## INSTRUCTIONS FOR THE TASK
Would you reproduce each of the records below precisely, with the pictures left out?

+++ RECORDS SHOWN +++

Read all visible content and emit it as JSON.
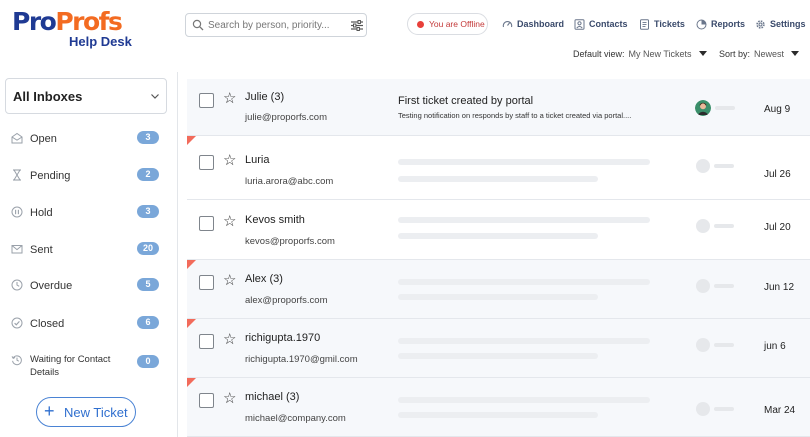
{
  "brand": {
    "logo_part1": "Pro",
    "logo_part2": "Profs",
    "logo_sub": "Help Desk"
  },
  "search": {
    "placeholder": "Search by person, priority..."
  },
  "status": {
    "label": "You are Offline",
    "color": "#e8403a"
  },
  "nav": {
    "dashboard": "Dashboard",
    "contacts": "Contacts",
    "tickets": "Tickets",
    "reports": "Reports",
    "settings": "Settings"
  },
  "view": {
    "default_label": "Default view:",
    "default_value": "My New Tickets",
    "sort_label": "Sort by:",
    "sort_value": "Newest"
  },
  "sidebar": {
    "inbox_select": "All Inboxes",
    "items": [
      {
        "label": "Open",
        "count": "3",
        "icon": "envelope-open-icon"
      },
      {
        "label": "Pending",
        "count": "2",
        "icon": "hourglass-icon"
      },
      {
        "label": "Hold",
        "count": "3",
        "icon": "pause-icon"
      },
      {
        "label": "Sent",
        "count": "20",
        "icon": "envelope-icon"
      },
      {
        "label": "Overdue",
        "count": "5",
        "icon": "clock-icon"
      },
      {
        "label": "Closed",
        "count": "6",
        "icon": "check-circle-icon"
      },
      {
        "label": "Waiting for Contact Details",
        "count": "0",
        "icon": "history-icon"
      }
    ],
    "new_ticket": "New Ticket"
  },
  "tickets": [
    {
      "name": "Julie (3)",
      "email": "julie@proporfs.com",
      "subject": "First ticket created by portal",
      "preview": "Testing notification on responds by staff to a ticket created via portal....",
      "date": "Aug 9",
      "flag": false
    },
    {
      "name": "Luria",
      "email": "luria.arora@abc.com",
      "subject": "",
      "preview": "",
      "date": "Jul 26",
      "flag": true
    },
    {
      "name": "Kevos smith",
      "email": "kevos@proporfs.com",
      "subject": "",
      "preview": "",
      "date": "Jul 20",
      "flag": false
    },
    {
      "name": "Alex  (3)",
      "email": "alex@proporfs.com",
      "subject": "",
      "preview": "",
      "date": "Jun 12",
      "flag": true
    },
    {
      "name": "richigupta.1970",
      "email": "richigupta.1970@gmil.com",
      "subject": "",
      "preview": "",
      "date": "jun 6",
      "flag": true
    },
    {
      "name": "michael (3)",
      "email": "michael@company.com",
      "subject": "",
      "preview": "",
      "date": "Mar 24",
      "flag": true
    }
  ],
  "colors": {
    "brand_blue": "#1f3a93",
    "brand_orange": "#f36b21",
    "badge": "#7aa7d9",
    "flag": "#f26b5b",
    "accent": "#2f6fcf"
  }
}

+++

## ANSWER TO THE PROBLEM
Read all visible content and emit it as JSON.
{
  "brand": {
    "logo_part1": "Pro",
    "logo_part2": "Profs",
    "logo_sub": "Help Desk"
  },
  "search": {
    "placeholder": "Search by person, priority..."
  },
  "status": {
    "label": "You are Offline",
    "color": "#e8403a"
  },
  "nav": {
    "dashboard": "Dashboard",
    "contacts": "Contacts",
    "tickets": "Tickets",
    "reports": "Reports",
    "settings": "Settings"
  },
  "view": {
    "default_label": "Default view:",
    "default_value": "My New Tickets",
    "sort_label": "Sort by:",
    "sort_value": "Newest"
  },
  "sidebar": {
    "inbox_select": "All Inboxes",
    "items": [
      {
        "label": "Open",
        "count": "3",
        "icon": "envelope-open-icon"
      },
      {
        "label": "Pending",
        "count": "2",
        "icon": "hourglass-icon"
      },
      {
        "label": "Hold",
        "count": "3",
        "icon": "pause-icon"
      },
      {
        "label": "Sent",
        "count": "20",
        "icon": "envelope-icon"
      },
      {
        "label": "Overdue",
        "count": "5",
        "icon": "clock-icon"
      },
      {
        "label": "Closed",
        "count": "6",
        "icon": "check-circle-icon"
      },
      {
        "label": "Waiting for Contact Details",
        "count": "0",
        "icon": "history-icon"
      }
    ],
    "new_ticket": "New Ticket"
  },
  "tickets": [
    {
      "name": "Julie (3)",
      "email": "julie@proporfs.com",
      "subject": "First ticket created by portal",
      "preview": "Testing notification on responds by staff to a ticket created via portal....",
      "date": "Aug 9",
      "flag": false
    },
    {
      "name": "Luria",
      "email": "luria.arora@abc.com",
      "subject": "",
      "preview": "",
      "date": "Jul 26",
      "flag": true
    },
    {
      "name": "Kevos smith",
      "email": "kevos@proporfs.com",
      "subject": "",
      "preview": "",
      "date": "Jul 20",
      "flag": false
    },
    {
      "name": "Alex  (3)",
      "email": "alex@proporfs.com",
      "subject": "",
      "preview": "",
      "date": "Jun 12",
      "flag": true
    },
    {
      "name": "richigupta.1970",
      "email": "richigupta.1970@gmil.com",
      "subject": "",
      "preview": "",
      "date": "jun 6",
      "flag": true
    },
    {
      "name": "michael (3)",
      "email": "michael@company.com",
      "subject": "",
      "preview": "",
      "date": "Mar 24",
      "flag": true
    }
  ],
  "colors": {
    "brand_blue": "#1f3a93",
    "brand_orange": "#f36b21",
    "badge": "#7aa7d9",
    "flag": "#f26b5b",
    "accent": "#2f6fcf"
  }
}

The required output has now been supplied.